(Input for this task begins)
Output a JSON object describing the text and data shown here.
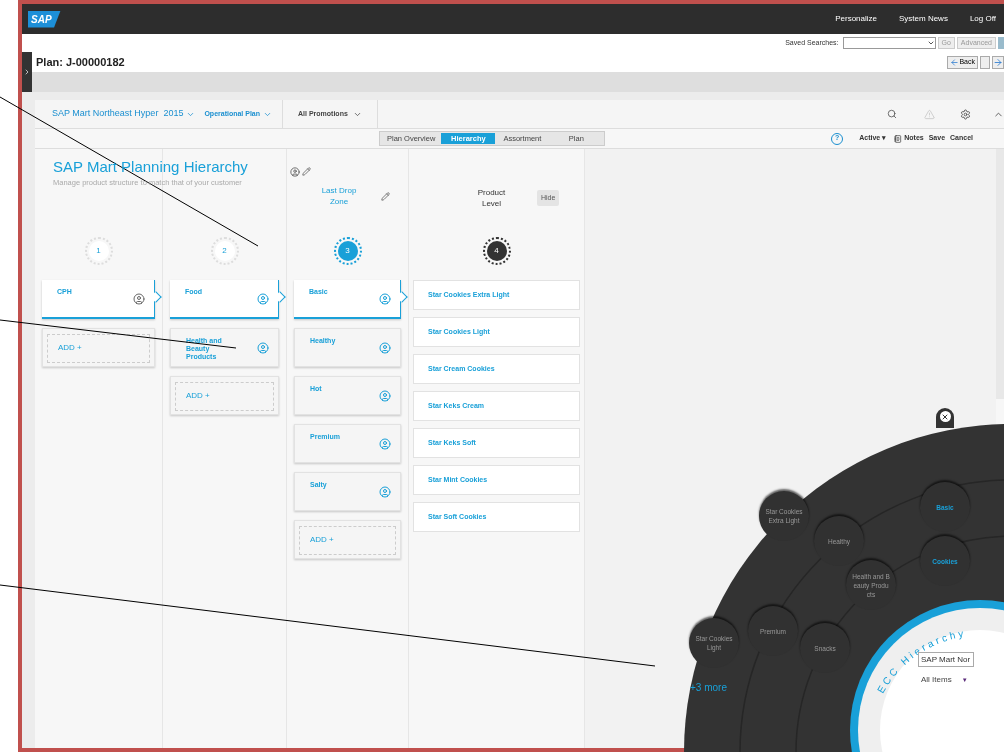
{
  "header": {
    "logo": "SAP",
    "links": [
      "Personalize",
      "System News",
      "Log Off"
    ]
  },
  "search_bar": {
    "label": "Saved Searches:",
    "buttons": [
      "Go",
      "Advanced"
    ]
  },
  "plan": {
    "title": "Plan: J-00000182",
    "back": "Back"
  },
  "toolbar": {
    "store": "SAP Mart Northeast Hyper",
    "year": "2015",
    "plan_type": "Operational Plan",
    "promotions": "All Promotions"
  },
  "view_tabs": [
    {
      "label": "Plan Overview",
      "selected": false
    },
    {
      "label": "Hierarchy",
      "selected": true
    },
    {
      "label": "Assortment",
      "selected": false
    },
    {
      "label": "Plan",
      "selected": false
    }
  ],
  "actions": {
    "help": "?",
    "status": "Active",
    "status_caret": "▾",
    "notes": "Notes",
    "save": "Save",
    "cancel": "Cancel"
  },
  "hierarchy": {
    "title": "SAP Mart Planning Hierarchy",
    "subtitle": "Manage product structure to match that of your customer",
    "columns": [
      {
        "number": "1",
        "kind": "plain",
        "items": [
          {
            "label": "CPH",
            "selected": true,
            "assigned": false
          }
        ],
        "add": "ADD +"
      },
      {
        "number": "2",
        "kind": "plain",
        "items": [
          {
            "label": "Food",
            "selected": true,
            "assigned": true
          },
          {
            "label": "Health and Beauty Products",
            "selected": false,
            "assigned": true
          }
        ],
        "add": "ADD +"
      },
      {
        "number": "3",
        "kind": "active",
        "heading": "Last Drop Zone",
        "items": [
          {
            "label": "Basic",
            "selected": true,
            "assigned": true
          },
          {
            "label": "Healthy",
            "selected": false,
            "assigned": true
          },
          {
            "label": "Hot",
            "selected": false,
            "assigned": true
          },
          {
            "label": "Premium",
            "selected": false,
            "assigned": true
          },
          {
            "label": "Salty",
            "selected": false,
            "assigned": true
          }
        ],
        "add": "ADD +"
      },
      {
        "number": "4",
        "kind": "product",
        "heading": "Product Level",
        "hide": "Hide",
        "products": [
          "Star Cookies Extra Light",
          "Star Cookies Light",
          "Star Cream Cookies",
          "Star Keks Cream",
          "Star Keks Soft",
          "Star Mint Cookies",
          "Star Soft Cookies"
        ]
      }
    ]
  },
  "radial": {
    "title": "ECC Hierarchy",
    "field_value": "SAP Mart Nor",
    "filter": "All Items",
    "filter_caret": "▼",
    "more": "+3 more",
    "nodes": [
      {
        "label": "Star Cookies Extra Light",
        "highlighted": false
      },
      {
        "label": "Healthy",
        "highlighted": false
      },
      {
        "label": "Basic",
        "highlighted": true
      },
      {
        "label": "Cookies",
        "highlighted": true
      },
      {
        "label": "Health and Beauty Products",
        "highlighted": false
      },
      {
        "label": "Star Cookies Light",
        "highlighted": false
      },
      {
        "label": "Premium",
        "highlighted": false
      },
      {
        "label": "Snacks",
        "highlighted": false
      }
    ]
  }
}
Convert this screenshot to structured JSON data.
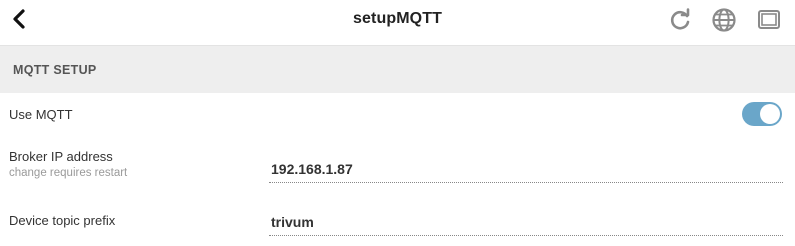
{
  "header": {
    "title": "setupMQTT",
    "back_icon": "chevron-left-icon",
    "actions": [
      "refresh-icon",
      "globe-icon",
      "window-icon"
    ]
  },
  "section": {
    "title": "MQTT SETUP"
  },
  "settings": {
    "use_mqtt": {
      "label": "Use MQTT",
      "enabled": true
    },
    "broker_ip": {
      "label": "Broker IP address",
      "hint": "change requires restart",
      "value": "192.168.1.87"
    },
    "topic_prefix": {
      "label": "Device topic prefix",
      "value": "trivum"
    }
  },
  "colors": {
    "toggle_on": "#6aa6c9",
    "section_bg": "#eeeeee",
    "icon_gray": "#8a8a8a"
  }
}
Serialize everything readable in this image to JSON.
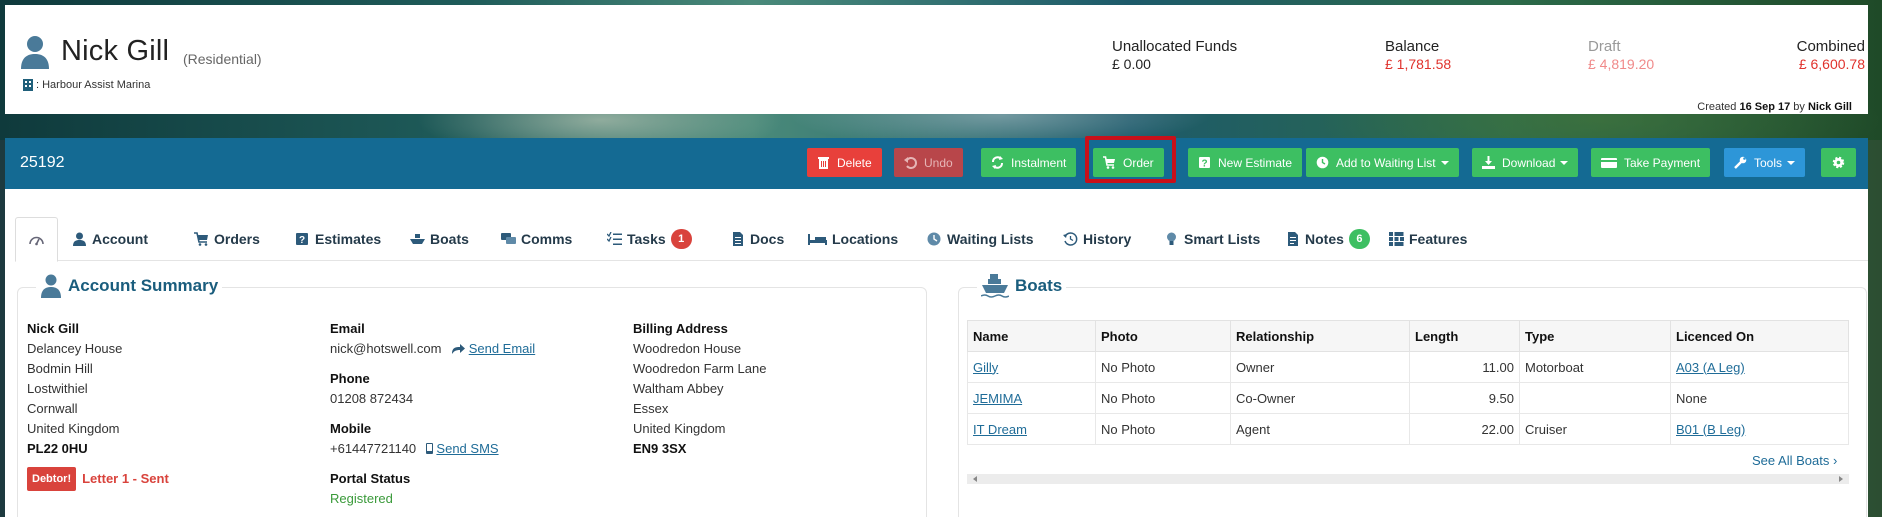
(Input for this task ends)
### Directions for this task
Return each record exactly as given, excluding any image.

### Written reply
Output a JSON object describing the text and data shown here.
{
  "header": {
    "logo": "SAP",
    "links": [
      "Personalize",
      "System News",
      "Log Off"
    ]
  },
  "search_bar": {
    "label": "Saved Searches:",
    "buttons": [
      "Go",
      "Advanced"
    ]
  },
  "plan": {
    "title": "Plan: J-00000182",
    "back": "Back"
  },
  "toolbar": {
    "store": "SAP Mart Northeast Hyper",
    "year": "2015",
    "plan_type": "Operational Plan",
    "promotions": "All Promotions"
  },
  "view_tabs": [
    {
      "label": "Plan Overview",
      "selected": false
    },
    {
      "label": "Hierarchy",
      "selected": true
    },
    {
      "label": "Assortment",
      "selected": false
    },
    {
      "label": "Plan",
      "selected": false
    }
  ],
  "actions": {
    "help": "?",
    "status": "Active",
    "status_caret": "▾",
    "notes": "Notes",
    "save": "Save",
    "cancel": "Cancel"
  },
  "hierarchy": {
    "title": "SAP Mart Planning Hierarchy",
    "subtitle": "Manage product structure to match that of your customer",
    "columns": [
      {
        "number": "1",
        "kind": "plain",
        "items": [
          {
            "label": "CPH",
            "selected": true,
            "assigned": false
          }
        ],
        "add": "ADD +"
      },
      {
        "number": "2",
        "kind": "plain",
        "items": [
          {
            "label": "Food",
            "selected": true,
            "assigned": true
          },
          {
            "label": "Health and Beauty Products",
            "selected": false,
            "assigned": true
          }
        ],
        "add": "ADD +"
      },
      {
        "number": "3",
        "kind": "active",
        "heading": "Last Drop Zone",
        "items": [
          {
            "label": "Basic",
            "selected": true,
            "assigned": true
          },
          {
            "label": "Healthy",
            "selected": false,
            "assigned": true
          },
          {
            "label": "Hot",
            "selected": false,
            "assigned": true
          },
          {
            "label": "Premium",
            "selected": false,
            "assigned": true
          },
          {
            "label": "Salty",
            "selected": false,
            "assigned": true
          }
        ],
        "add": "ADD +"
      },
      {
        "number": "4",
        "kind": "product",
        "heading": "Product Level",
        "hide": "Hide",
        "products": [
          "Star Cookies Extra Light",
          "Star Cookies Light",
          "Star Cream Cookies",
          "Star Keks Cream",
          "Star Keks Soft",
          "Star Mint Cookies",
          "Star Soft Cookies"
        ]
      }
    ]
  },
  "radial": {
    "title": "ECC Hierarchy",
    "field_value": "SAP Mart Nor",
    "filter": "All Items",
    "filter_caret": "▼",
    "more": "+3 more",
    "nodes": [
      {
        "label": "Star Cookies Extra Light",
        "highlighted": false
      },
      {
        "label": "Healthy",
        "highlighted": false
      },
      {
        "label": "Basic",
        "highlighted": true
      },
      {
        "label": "Cookies",
        "highlighted": true
      },
      {
        "label": "Health and Beauty Products",
        "highlighted": false
      },
      {
        "label": "Star Cookies Light",
        "highlighted": false
      },
      {
        "label": "Premium",
        "highlighted": false
      },
      {
        "label": "Snacks",
        "highlighted": false
      }
    ]
  }
}
Convert this screenshot to structured JSON data.
{
  "header": {
    "title": "setupMQTT",
    "back_icon": "chevron-left-icon",
    "actions": [
      "refresh-icon",
      "globe-icon",
      "window-icon"
    ]
  },
  "section": {
    "title": "MQTT SETUP"
  },
  "settings": {
    "use_mqtt": {
      "label": "Use MQTT",
      "enabled": true
    },
    "broker_ip": {
      "label": "Broker IP address",
      "hint": "change requires restart",
      "value": "192.168.1.87"
    },
    "topic_prefix": {
      "label": "Device topic prefix",
      "value": "trivum"
    }
  },
  "colors": {
    "toggle_on": "#6aa6c9",
    "section_bg": "#eeeeee",
    "icon_gray": "#8a8a8a"
  }
}
Serialize everything readable in this image to JSON.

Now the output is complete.